## Task instructions
Every entry is to be returned exactly as it stands; the pictures are to be dropped.
[[ Records supplied open ]]
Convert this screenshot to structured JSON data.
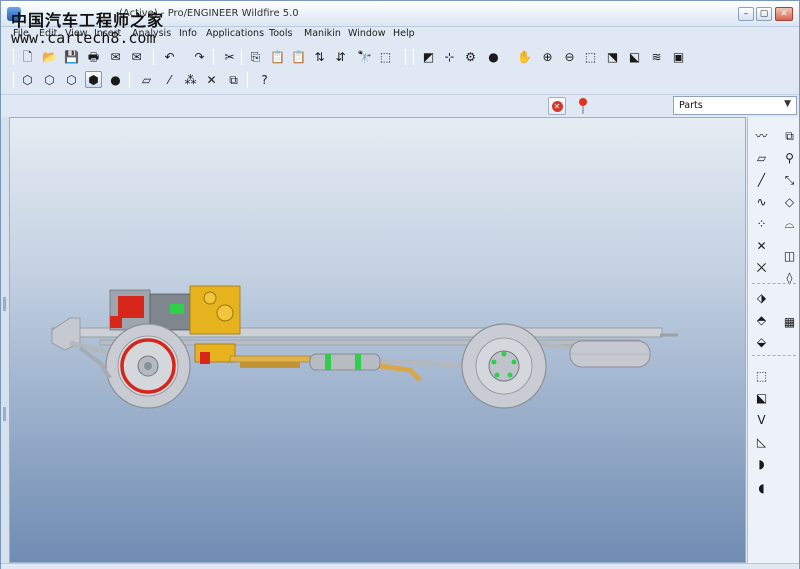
{
  "window": {
    "title": "(Active) - Pro/ENGINEER Wildfire 5.0",
    "watermark_text": "中国汽车工程师之家",
    "watermark_url": "www.cartech8.com"
  },
  "menu": [
    "File",
    "Edit",
    "View",
    "Insert",
    "Analysis",
    "Info",
    "Applications",
    "Tools",
    "Manikin",
    "Window",
    "Help"
  ],
  "toolbar_top": [
    {
      "icon": "new-icon",
      "glyph": "🗋"
    },
    {
      "icon": "open-icon",
      "glyph": "📂"
    },
    {
      "icon": "save-icon",
      "glyph": "💾"
    },
    {
      "icon": "print-icon",
      "glyph": "🖶"
    },
    {
      "icon": "email-icon",
      "glyph": "✉"
    },
    {
      "icon": "email-link-icon",
      "glyph": "✉"
    },
    {
      "icon": "undo-icon",
      "glyph": "↶"
    },
    {
      "icon": "redo-icon",
      "glyph": "↷"
    },
    {
      "icon": "cut-icon",
      "glyph": "✂"
    },
    {
      "icon": "copy-icon",
      "glyph": "⎘"
    },
    {
      "icon": "paste-icon",
      "glyph": "📋"
    },
    {
      "icon": "paste-special-icon",
      "glyph": "📋"
    },
    {
      "icon": "regenerate-icon",
      "glyph": "⇅"
    },
    {
      "icon": "regen-manager-icon",
      "glyph": "⇵"
    },
    {
      "icon": "find-icon",
      "glyph": "🔭"
    },
    {
      "icon": "select-box-icon",
      "glyph": "⬚"
    },
    {
      "icon": "repaint-icon",
      "glyph": "◩"
    },
    {
      "icon": "spin-center-icon",
      "glyph": "⊹"
    },
    {
      "icon": "orient-icon",
      "glyph": "⚙"
    },
    {
      "icon": "appearance-icon",
      "glyph": "●"
    },
    {
      "icon": "pan-icon",
      "glyph": "✋"
    },
    {
      "icon": "zoom-in-icon",
      "glyph": "⊕"
    },
    {
      "icon": "zoom-out-icon",
      "glyph": "⊖"
    },
    {
      "icon": "refit-icon",
      "glyph": "⬚"
    },
    {
      "icon": "reorient-icon",
      "glyph": "⬔"
    },
    {
      "icon": "saved-views-icon",
      "glyph": "⬕"
    },
    {
      "icon": "layers-icon",
      "glyph": "≋"
    },
    {
      "icon": "view-manager-icon",
      "glyph": "▣"
    }
  ],
  "toolbar_second": [
    {
      "icon": "wireframe-icon",
      "glyph": "⬡"
    },
    {
      "icon": "hidden-line-icon",
      "glyph": "⬡"
    },
    {
      "icon": "no-hidden-icon",
      "glyph": "⬡"
    },
    {
      "icon": "shading-icon",
      "glyph": "⬢",
      "active": true
    },
    {
      "icon": "enhanced-realism-icon",
      "glyph": "●"
    },
    {
      "icon": "plane-display-icon",
      "glyph": "▱"
    },
    {
      "icon": "axis-display-icon",
      "glyph": "⁄"
    },
    {
      "icon": "point-display-icon",
      "glyph": "⁂"
    },
    {
      "icon": "csys-display-icon",
      "glyph": "✕"
    },
    {
      "icon": "annotation-display-icon",
      "glyph": "⧉"
    },
    {
      "icon": "context-help-icon",
      "glyph": "?"
    }
  ],
  "status": {
    "filter_value": "Parts"
  },
  "right_toolbar": [
    {
      "icon": "sketch-icon",
      "glyph": "〰"
    },
    {
      "icon": "assemble-icon",
      "glyph": "⧉"
    },
    {
      "icon": "datum-plane-icon",
      "glyph": "▱"
    },
    {
      "icon": "create-component-icon",
      "glyph": "⚲"
    },
    {
      "icon": "datum-axis-icon",
      "glyph": "╱"
    },
    {
      "icon": "repeat-icon",
      "glyph": "⤡"
    },
    {
      "icon": "datum-curve-icon",
      "glyph": "∿"
    },
    {
      "icon": "package-icon",
      "glyph": "◇"
    },
    {
      "icon": "datum-point-icon",
      "glyph": "⁘"
    },
    {
      "icon": "mechanism-icon",
      "glyph": "⌓"
    },
    {
      "icon": "csys-icon",
      "glyph": "✕"
    },
    {
      "icon": "analysis-datum-icon",
      "glyph": "⨉"
    },
    {
      "icon": "mirror-component-icon",
      "glyph": "◫"
    },
    {
      "icon": "merge-icon",
      "glyph": "◊"
    },
    {
      "icon": "hole-icon",
      "glyph": "⬗"
    },
    {
      "icon": "pattern-icon",
      "glyph": "▦"
    },
    {
      "icon": "round-icon",
      "glyph": "⬘"
    },
    {
      "icon": "extrude-icon",
      "glyph": "⬙"
    },
    {
      "icon": "revolve-icon",
      "glyph": "⬚"
    },
    {
      "icon": "cut-feature-icon",
      "glyph": "⬕"
    },
    {
      "icon": "weld-icon",
      "glyph": "ⴸ"
    },
    {
      "icon": "chamfer-icon",
      "glyph": "◺"
    },
    {
      "icon": "draft-icon",
      "glyph": "◗"
    },
    {
      "icon": "shell-icon",
      "glyph": "◖"
    }
  ],
  "colors": {
    "chassis_frame": "#c8ccd2",
    "engine": "#e6b21d",
    "exhaust": "#d9a64a",
    "brake_red": "#d6261c",
    "highlight_green": "#2fcf4a",
    "tire": "#c9cdd3",
    "viewport_top": "#e6ecf3",
    "viewport_bottom": "#6f8cb3"
  }
}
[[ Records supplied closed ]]
## Reply to the task
Convert this screenshot to structured JSON data.
{
  "window": {
    "title": "(Active) - Pro/ENGINEER Wildfire 5.0",
    "watermark_text": "中国汽车工程师之家",
    "watermark_url": "www.cartech8.com"
  },
  "menu": [
    "File",
    "Edit",
    "View",
    "Insert",
    "Analysis",
    "Info",
    "Applications",
    "Tools",
    "Manikin",
    "Window",
    "Help"
  ],
  "toolbar_top": [
    {
      "icon": "new-icon",
      "glyph": "🗋"
    },
    {
      "icon": "open-icon",
      "glyph": "📂"
    },
    {
      "icon": "save-icon",
      "glyph": "💾"
    },
    {
      "icon": "print-icon",
      "glyph": "🖶"
    },
    {
      "icon": "email-icon",
      "glyph": "✉"
    },
    {
      "icon": "email-link-icon",
      "glyph": "✉"
    },
    {
      "icon": "undo-icon",
      "glyph": "↶"
    },
    {
      "icon": "redo-icon",
      "glyph": "↷"
    },
    {
      "icon": "cut-icon",
      "glyph": "✂"
    },
    {
      "icon": "copy-icon",
      "glyph": "⎘"
    },
    {
      "icon": "paste-icon",
      "glyph": "📋"
    },
    {
      "icon": "paste-special-icon",
      "glyph": "📋"
    },
    {
      "icon": "regenerate-icon",
      "glyph": "⇅"
    },
    {
      "icon": "regen-manager-icon",
      "glyph": "⇵"
    },
    {
      "icon": "find-icon",
      "glyph": "🔭"
    },
    {
      "icon": "select-box-icon",
      "glyph": "⬚"
    },
    {
      "icon": "repaint-icon",
      "glyph": "◩"
    },
    {
      "icon": "spin-center-icon",
      "glyph": "⊹"
    },
    {
      "icon": "orient-icon",
      "glyph": "⚙"
    },
    {
      "icon": "appearance-icon",
      "glyph": "●"
    },
    {
      "icon": "pan-icon",
      "glyph": "✋"
    },
    {
      "icon": "zoom-in-icon",
      "glyph": "⊕"
    },
    {
      "icon": "zoom-out-icon",
      "glyph": "⊖"
    },
    {
      "icon": "refit-icon",
      "glyph": "⬚"
    },
    {
      "icon": "reorient-icon",
      "glyph": "⬔"
    },
    {
      "icon": "saved-views-icon",
      "glyph": "⬕"
    },
    {
      "icon": "layers-icon",
      "glyph": "≋"
    },
    {
      "icon": "view-manager-icon",
      "glyph": "▣"
    }
  ],
  "toolbar_second": [
    {
      "icon": "wireframe-icon",
      "glyph": "⬡"
    },
    {
      "icon": "hidden-line-icon",
      "glyph": "⬡"
    },
    {
      "icon": "no-hidden-icon",
      "glyph": "⬡"
    },
    {
      "icon": "shading-icon",
      "glyph": "⬢",
      "active": true
    },
    {
      "icon": "enhanced-realism-icon",
      "glyph": "●"
    },
    {
      "icon": "plane-display-icon",
      "glyph": "▱"
    },
    {
      "icon": "axis-display-icon",
      "glyph": "⁄"
    },
    {
      "icon": "point-display-icon",
      "glyph": "⁂"
    },
    {
      "icon": "csys-display-icon",
      "glyph": "✕"
    },
    {
      "icon": "annotation-display-icon",
      "glyph": "⧉"
    },
    {
      "icon": "context-help-icon",
      "glyph": "?"
    }
  ],
  "status": {
    "filter_value": "Parts"
  },
  "right_toolbar": [
    {
      "icon": "sketch-icon",
      "glyph": "〰"
    },
    {
      "icon": "assemble-icon",
      "glyph": "⧉"
    },
    {
      "icon": "datum-plane-icon",
      "glyph": "▱"
    },
    {
      "icon": "create-component-icon",
      "glyph": "⚲"
    },
    {
      "icon": "datum-axis-icon",
      "glyph": "╱"
    },
    {
      "icon": "repeat-icon",
      "glyph": "⤡"
    },
    {
      "icon": "datum-curve-icon",
      "glyph": "∿"
    },
    {
      "icon": "package-icon",
      "glyph": "◇"
    },
    {
      "icon": "datum-point-icon",
      "glyph": "⁘"
    },
    {
      "icon": "mechanism-icon",
      "glyph": "⌓"
    },
    {
      "icon": "csys-icon",
      "glyph": "✕"
    },
    {
      "icon": "analysis-datum-icon",
      "glyph": "⨉"
    },
    {
      "icon": "mirror-component-icon",
      "glyph": "◫"
    },
    {
      "icon": "merge-icon",
      "glyph": "◊"
    },
    {
      "icon": "hole-icon",
      "glyph": "⬗"
    },
    {
      "icon": "pattern-icon",
      "glyph": "▦"
    },
    {
      "icon": "round-icon",
      "glyph": "⬘"
    },
    {
      "icon": "extrude-icon",
      "glyph": "⬙"
    },
    {
      "icon": "revolve-icon",
      "glyph": "⬚"
    },
    {
      "icon": "cut-feature-icon",
      "glyph": "⬕"
    },
    {
      "icon": "weld-icon",
      "glyph": "ⴸ"
    },
    {
      "icon": "chamfer-icon",
      "glyph": "◺"
    },
    {
      "icon": "draft-icon",
      "glyph": "◗"
    },
    {
      "icon": "shell-icon",
      "glyph": "◖"
    }
  ],
  "colors": {
    "chassis_frame": "#c8ccd2",
    "engine": "#e6b21d",
    "exhaust": "#d9a64a",
    "brake_red": "#d6261c",
    "highlight_green": "#2fcf4a",
    "tire": "#c9cdd3",
    "viewport_top": "#e6ecf3",
    "viewport_bottom": "#6f8cb3"
  }
}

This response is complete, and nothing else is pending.